September 2021: London International Shipping Week 2021 brought together some of the most exciting, innovative, and experienced minds in the world of shipping and maritime. Running from the 13th to 17th of September, Nusrat, herself a former Maritime Minister who oversaw the launch of Maritime 2050 strategy and the Women in Maritime Pledge, attended a series of events and speaking opportunities throughout the week. Here she recaps her highlights.
London International Shipping Week opened with the anniversaries of two great organisations: the International Chamber of Shipping celebrated its centenary, whilst the International Marine Pilots Association turned 50. Both are based in the UK and do invaluable work for the entire industry. With this in mind, on Monday morning I set out some thoughts in a piece in PoliticsHome making the case for Britain to become a global environmental leader in the maritime sector. This built on a report I produced last year for the think tank Policy Exchange, titled “A Global Maritime Power”. It was fantastic to see the Government launch a UK Shipping Concierge service on that morning which will "provide support and guidance for maritime businesses looking to access the UK market" and I hope they continue to make proactive policy choices.
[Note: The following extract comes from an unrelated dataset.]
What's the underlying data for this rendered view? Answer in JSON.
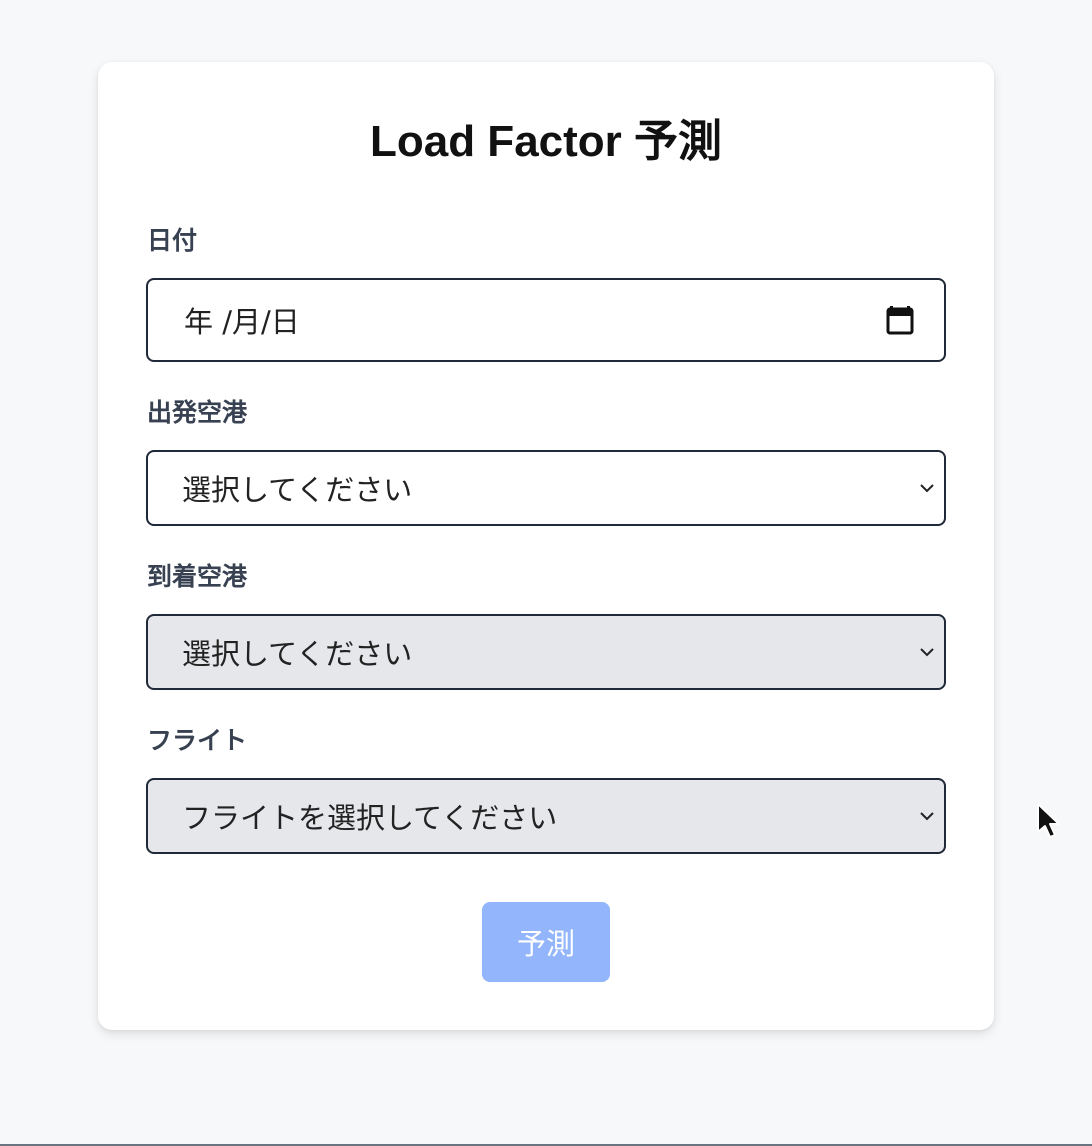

In the evening, I was honoured to be a keynote speaker at Capital Link’s 14th Shipping and Marine Services Forum. In conversation with Maritime London Chief Executive Jos Standerwick, I discussed a wide range of topics, from the advantages of IPOing on the London Stock Exchange through to environmental movements the industry is undergoing. With over 1,3000 registrants from 80 countries, the entire discussion can be viewed here.
I attended several more events throughout the week, including Port of London Authority, Thames Freeport and International Maritime Association events up and down the Thames and across the city, and a reception on the HMS Albion. Here, I heard from industry leaders about some of the challenges they have faced throughout the pandemic, but also some of the opportunities that have come through. It was great to hear about DP World showing continuing faith in our maritime sector by investing $414.9m in a fourth berth at London Gateway, and I warmly welcome the opening of a new cruise terminal at Southampton.
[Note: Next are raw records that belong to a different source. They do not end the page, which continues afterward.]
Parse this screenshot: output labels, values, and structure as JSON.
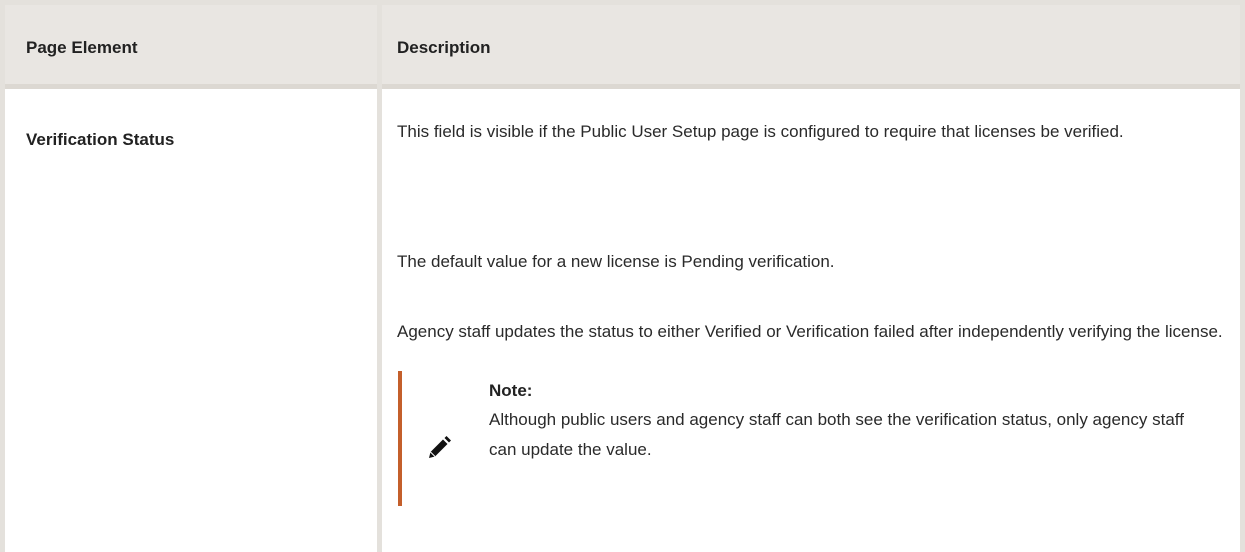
{
  "table": {
    "headers": {
      "col1": "Page Element",
      "col2": "Description"
    },
    "rows": [
      {
        "element": "Verification Status",
        "paragraphs": [
          "This field is visible if the Public User Setup page is configured to require that licenses be verified.",
          "The default value for a new license is Pending verification.",
          "Agency staff updates the status to either Verified or Verification failed after independently verifying the license."
        ],
        "note": {
          "icon": "pencil-icon",
          "title": "Note:",
          "text": "Although public users and agency staff can both see the verification status, only agency staff can update the value."
        }
      }
    ]
  },
  "colors": {
    "header_bg": "#e9e6e2",
    "border": "#e4e1dc",
    "note_accent": "#c45f2b"
  }
}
On Wednesday, I was invited to give a speech at Maritime UK’s Women's Summit at Norton Rose Fulbright. As Maritime Minister, I oversaw the launch of the Women in Maritime Pledge, landed the world’s first Transport and Accessibility programme, and secured significant funding for the Maritime and Me campaign. As a Minister for the Year of Engineering, we ensured that Government focussed on young girls, especially those from deprived backgrounds, making sure they were encouraged to consider careers in rail, road, aviation and maritime. We exceeded her goal and reached over a million young people.
Given this, my speech emphasised the critical need to champion diversity in the sector and across industries at large. Also on the panel were Liz Moscrop, who chairs Women in Aviation International, Adeline Ginn, chair of Women in Rail, Sonya Byers, CEO of Women in Transport and Sue Terpilowski, founding Chair of the Women in Maritime Network. They gave wonderful speeches and are true diversity champions.
In my speech I outlined my belief on why diversity is not a side issue; it's fundamentally, economically, and morally an issue of success or failure. There are two reasons for this. First, diversity leads to more creative thinking and reduces the risks of groupthink and bias, which leads to better economic outcomes. Second, it is the right thing to do, reflecting our diverse society and progressive ambitions as a country. McKinsey recently found that companies with more than 30% women executives were more likely to outperform companies where this percentage ranged from 10 to 30, and in turn these companies were more likely to outperform those with even fewer women executives, or none at all. A Harvard School of Public Health study found companies with the highest number of female directors on their boards had a 42% greater return on sales. Separately, the CFA Institute found companies lacking board diversity tend to suffer more governance-related controversies than average. The economic argument is there.
Thursday evening was the wonderful LISW Gala Dinner at the National Maritime Museum. Robert Courts, the Minister for Maritime, delivered a great speech.
On Friday, I concluded the week by hopping on a train with the team to Liverpool to attend Mersey Maritime's Award Ceremony. After a tough 18 months, it was fantastic to see so many old faces and have everyone gathered to recognise outstanding work in the sector. A huge thank you to the Mersey Maritime team who always put on an outstanding show.
We are blessed in this country to have a maritime sector overflowing with sharp minds and world-leading companies. A huge thank you to the LISW team for running a fantastic week as usual, and for bringing together policymakers, industrialists, tech geeks and everyone in between across these events. Bring on Athens 2022!
Closer to home, we now have to ensure that COP26 reflects the progress of the maritime industry and I look forward to seeing everyone in Glasgow.